Diseases of ageing in Ghana
Paul K. Ayernor, Organization for Economic Co-operation and Development (OECD) and PRI
Chronic non-communicable diseases have significant health and economic implications for individuals and their caregivers. The objective of the paper is to outline the chronic non-communicable disease burden of older adults and predict the odds of living with a chronic non-communicable disease. The paper utilized descriptive and analytical statistical methods to assess the level of chronic non-communicable diseases among older adults. Data from the Study on Global Ageing and Adult Health (SAGE) conducted in 2005 in Ghana were used.
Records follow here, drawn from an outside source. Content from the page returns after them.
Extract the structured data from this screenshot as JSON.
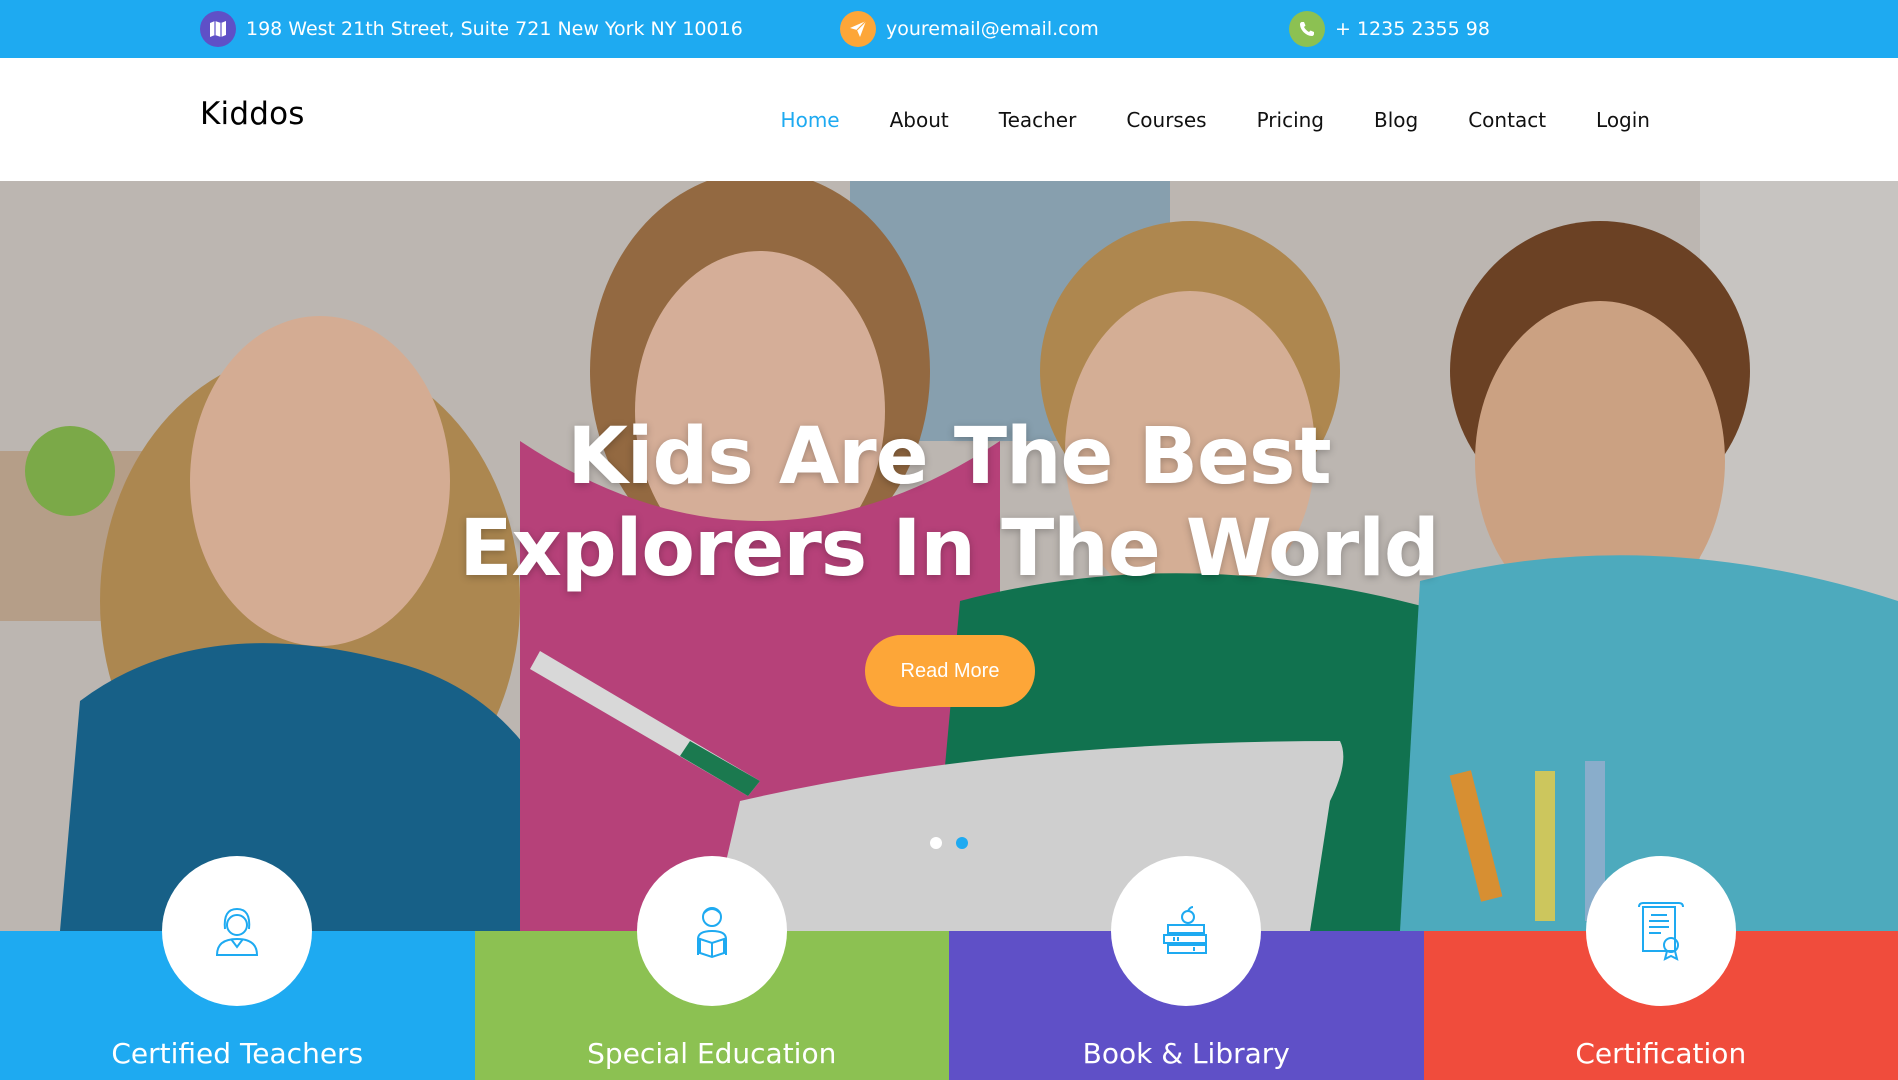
{
  "topbar": {
    "address": "198 West 21th Street, Suite 721 New York NY 10016",
    "email": "youremail@email.com",
    "phone": "+ 1235 2355 98",
    "icons": [
      "map-icon",
      "paper-plane-icon",
      "phone-icon"
    ]
  },
  "brand": {
    "name": "Kiddos"
  },
  "nav": {
    "items": [
      {
        "label": "Home",
        "active": true
      },
      {
        "label": "About"
      },
      {
        "label": "Teacher"
      },
      {
        "label": "Courses"
      },
      {
        "label": "Pricing"
      },
      {
        "label": "Blog"
      },
      {
        "label": "Contact"
      },
      {
        "label": "Login"
      }
    ]
  },
  "hero": {
    "title_line1": "Kids Are The Best",
    "title_line2": "Explorers In The World",
    "button_label": "Read More",
    "slides": 2,
    "active_slide": 2
  },
  "features": [
    {
      "label": "Certified Teachers",
      "icon": "teacher-icon",
      "color": "#1eaaf1"
    },
    {
      "label": "Special Education",
      "icon": "student-reading-icon",
      "color": "#8cc152"
    },
    {
      "label": "Book & Library",
      "icon": "books-apple-icon",
      "color": "#5f50c7"
    },
    {
      "label": "Certification",
      "icon": "certificate-icon",
      "color": "#f04c3c"
    }
  ],
  "colors": {
    "primary": "#1eaaf1",
    "accent": "#fda638",
    "green": "#8cc152",
    "purple": "#5f50c7",
    "red": "#f04c3c"
  }
}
It comprises 507 individuals aged 50 years and older across the country. The results show that 7 percent of the respondents have diabetes; 33 percent were hypertensive and 45 percent have oral health problems. Rural residents were twice as likely to live with a chronic non-communicable condition compared to urban dwellers. The prevalence of chronic non-communicable diseases among the elderly in Ghana is likely to increase in the future.
Presented in Poster Session 1